Objective: The investigators aimed to provide clinical and MRI guidelines for determining when genetic workup should be considered in order to exclude hereditary leukoencephalopathies in affected patients with a psychiatric presentation.
Methods: A systematic literature review was conducted, and clinical cases are provided. Given the central role of MRI pattern recognition in the diagnosis of white matter disorders, the investigators adapted an MRI algorithm that guides the interpretation of MRI findings and thus directs further investigations, such as genetic testing.
Results: Twelve genetic leukoencephalopathies that can present with psychiatric symptoms were identified. As examples of presentations that can occur in clinical practice, five clinical vignettes from patients assessed at a referral center for adult genetic leukoencephalopathies are provided.
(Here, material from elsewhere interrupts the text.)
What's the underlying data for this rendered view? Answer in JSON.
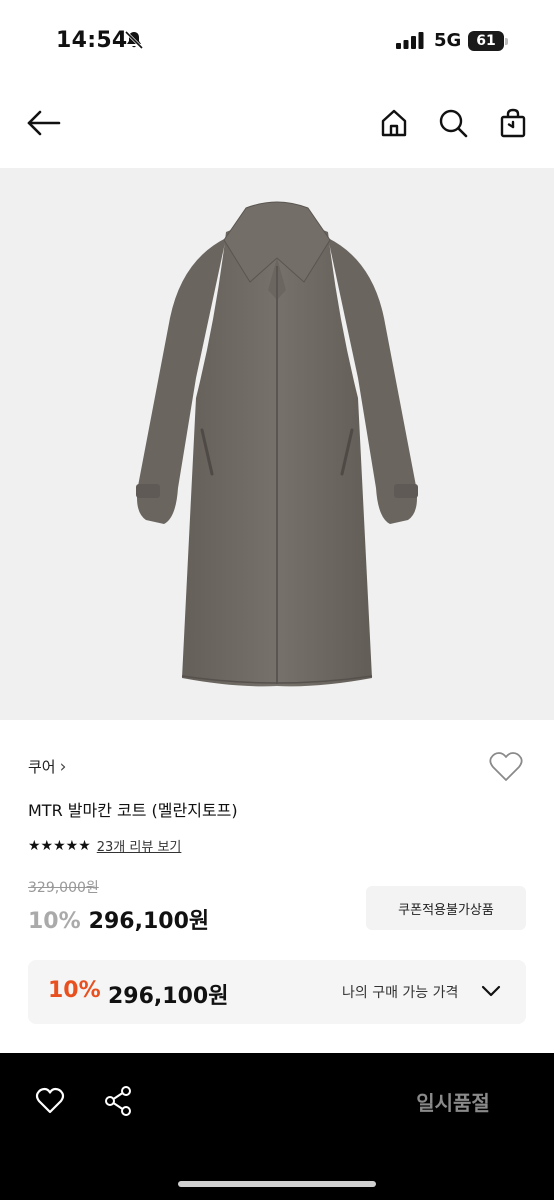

Conclusions: Features such as drug-resistant symptoms, presence of long-standing somatic features, trigger events, consanguinity, and positive family history should orient the clinician toward diagnostic workup to exclude the presence of a genetic white matter disorder. The identification of MRI white matter abnormalities, especially when presenting a specific pattern of involvement, should prompt genetic testing for known forms of genetic leukoencephalopathies.
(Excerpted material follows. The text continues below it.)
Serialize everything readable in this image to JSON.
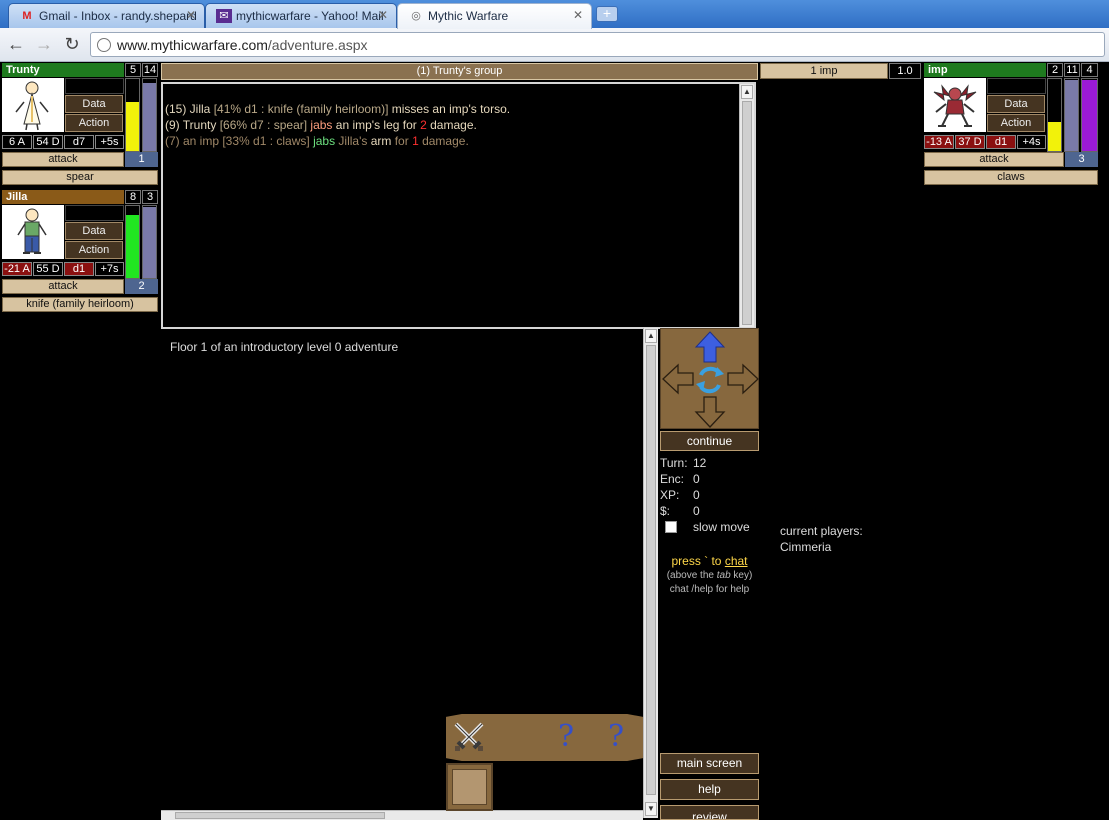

Keywords: Adult-Onset Leukoencephalopathies; Leukodystrophies; Leukoencephalopathies; Neurogenetics; Psychiatric-Onset.